July 20th 1969 is a date which will forever go down in history as one of the most important in human achievement. The whole world was watching as Neil Armstrong became the first man to set foot on the moon. Whilst his name had gone down in history, alongside Buzz Aldrin and Michael Collins, it was a huge team effort to get them there and back on one piece. Nasa estimated that it took more than 400,000 engineers, scientists and technicians to accomplish this feat.

Whilst those grainy TV pictures are embedded in our shared consciousness, there is a wealth of outstanding footage out there in the Nasa and National Records archives which hasn’t been seen. Todd Douglas Miller latest film, Apollo 11, sifts through a treasure trove of newly discovered 70mm footage and over 11,000 hours of uncatalogued audio recordings. With the help of film editor Stephen Slater, he has constructed a compelling story of the lunar landings.

Apollo 11 is a beautiful and meticulously constructed documentary which brings one of the most famous events in human history to life. Using just historic recordings and archive footage, Miller and his team have created a compelling and exhilarating piece of cinema.
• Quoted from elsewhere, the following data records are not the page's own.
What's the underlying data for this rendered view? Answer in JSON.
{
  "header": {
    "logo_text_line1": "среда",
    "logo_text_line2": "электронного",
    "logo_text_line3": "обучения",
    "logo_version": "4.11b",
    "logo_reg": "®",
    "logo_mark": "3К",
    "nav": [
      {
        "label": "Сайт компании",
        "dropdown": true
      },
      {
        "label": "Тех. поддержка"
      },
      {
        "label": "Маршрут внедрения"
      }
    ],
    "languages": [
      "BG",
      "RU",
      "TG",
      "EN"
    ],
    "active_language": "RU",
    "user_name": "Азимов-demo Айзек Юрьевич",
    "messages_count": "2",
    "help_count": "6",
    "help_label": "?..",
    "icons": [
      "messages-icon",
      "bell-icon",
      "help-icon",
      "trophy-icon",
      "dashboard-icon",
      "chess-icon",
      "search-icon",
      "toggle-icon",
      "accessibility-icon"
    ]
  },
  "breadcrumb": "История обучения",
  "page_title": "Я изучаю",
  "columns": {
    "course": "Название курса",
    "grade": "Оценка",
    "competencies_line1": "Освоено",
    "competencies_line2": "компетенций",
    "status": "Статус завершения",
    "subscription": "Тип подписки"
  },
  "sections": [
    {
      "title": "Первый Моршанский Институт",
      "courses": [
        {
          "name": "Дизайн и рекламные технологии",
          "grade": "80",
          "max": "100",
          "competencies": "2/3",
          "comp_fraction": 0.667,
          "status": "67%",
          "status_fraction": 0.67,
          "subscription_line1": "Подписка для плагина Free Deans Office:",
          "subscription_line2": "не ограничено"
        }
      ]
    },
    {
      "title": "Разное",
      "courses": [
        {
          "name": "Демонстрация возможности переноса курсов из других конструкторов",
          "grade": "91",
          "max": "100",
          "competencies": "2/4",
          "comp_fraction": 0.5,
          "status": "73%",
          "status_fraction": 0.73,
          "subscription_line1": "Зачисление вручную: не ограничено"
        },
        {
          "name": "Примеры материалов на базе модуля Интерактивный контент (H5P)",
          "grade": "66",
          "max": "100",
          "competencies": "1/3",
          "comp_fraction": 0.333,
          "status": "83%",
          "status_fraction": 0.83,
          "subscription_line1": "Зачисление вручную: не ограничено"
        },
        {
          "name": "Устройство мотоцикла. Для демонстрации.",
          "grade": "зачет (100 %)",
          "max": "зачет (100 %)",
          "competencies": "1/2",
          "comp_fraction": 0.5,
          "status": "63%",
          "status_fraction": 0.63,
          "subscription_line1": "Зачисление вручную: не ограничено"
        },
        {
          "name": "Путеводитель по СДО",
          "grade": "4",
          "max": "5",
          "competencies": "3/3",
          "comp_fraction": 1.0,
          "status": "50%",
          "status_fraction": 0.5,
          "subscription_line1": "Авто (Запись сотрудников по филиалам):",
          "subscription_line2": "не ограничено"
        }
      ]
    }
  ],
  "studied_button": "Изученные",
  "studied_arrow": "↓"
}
Despite being a matter of record, Apollo 11 melds a soaring musical score, split-screen techniques and jaw-dropping footage to produce what feels at times like a thriller.  

Apollo 11 is out in cinemas from 28 June.